- WHAT TO PRODUCE:
All entries below are to be returned exactly, with pictures left out.

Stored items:
-----

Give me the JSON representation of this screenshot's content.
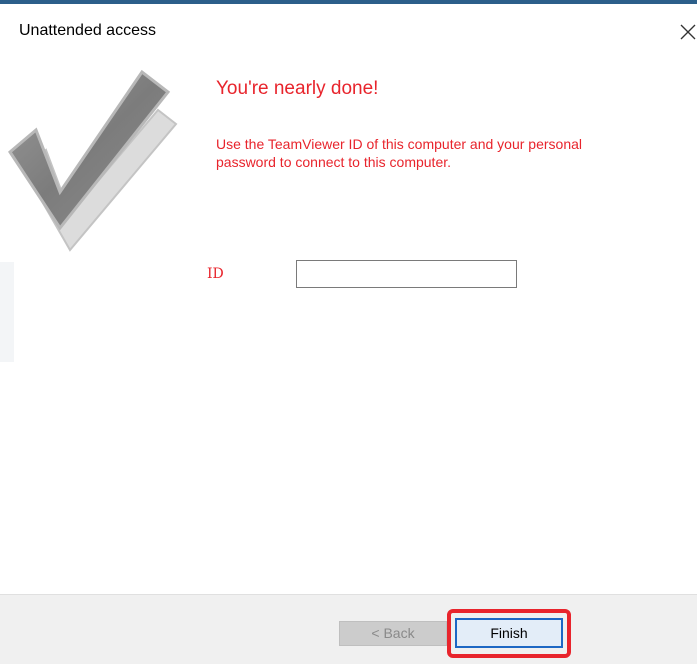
{
  "window": {
    "title": "Unattended access",
    "accent_color": "#2c5f8a"
  },
  "titlebar": {
    "close_icon": "close-icon"
  },
  "content": {
    "heading": "You're nearly done!",
    "instructions": "Use the TeamViewer ID of this computer and your personal password to connect to this computer.",
    "text_color": "#e8242c",
    "graphic_icon": "checkmark-icon"
  },
  "form": {
    "id_label": "ID",
    "id_value": ""
  },
  "footer": {
    "back_label": "< Back",
    "finish_label": "Finish",
    "highlight_color": "#e8242c"
  }
}
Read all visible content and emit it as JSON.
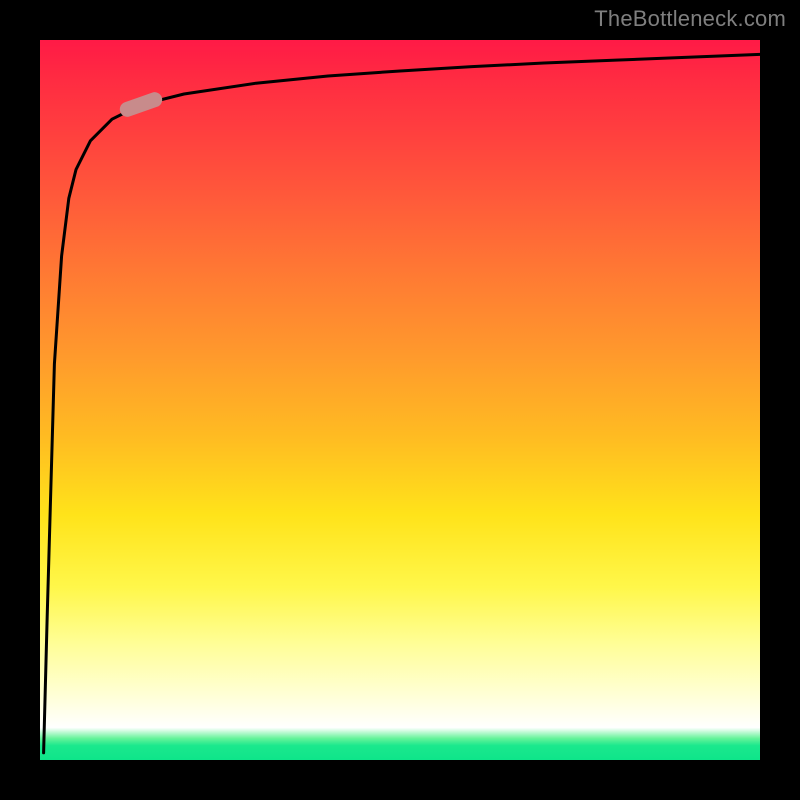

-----

- TASK RESPONSE:
Give me the JSON representation of this screenshot's content.
{
  "window": {
    "title": "Unattended access",
    "accent_color": "#2c5f8a"
  },
  "titlebar": {
    "close_icon": "close-icon"
  },
  "content": {
    "heading": "You're nearly done!",
    "instructions": "Use the TeamViewer ID of this computer and your personal password to connect to this computer.",
    "text_color": "#e8242c",
    "graphic_icon": "checkmark-icon"
  },
  "form": {
    "id_label": "ID",
    "id_value": ""
  },
  "footer": {
    "back_label": "< Back",
    "finish_label": "Finish",
    "highlight_color": "#e8242c"
  }
}
Read all visible content and emit it as JSON.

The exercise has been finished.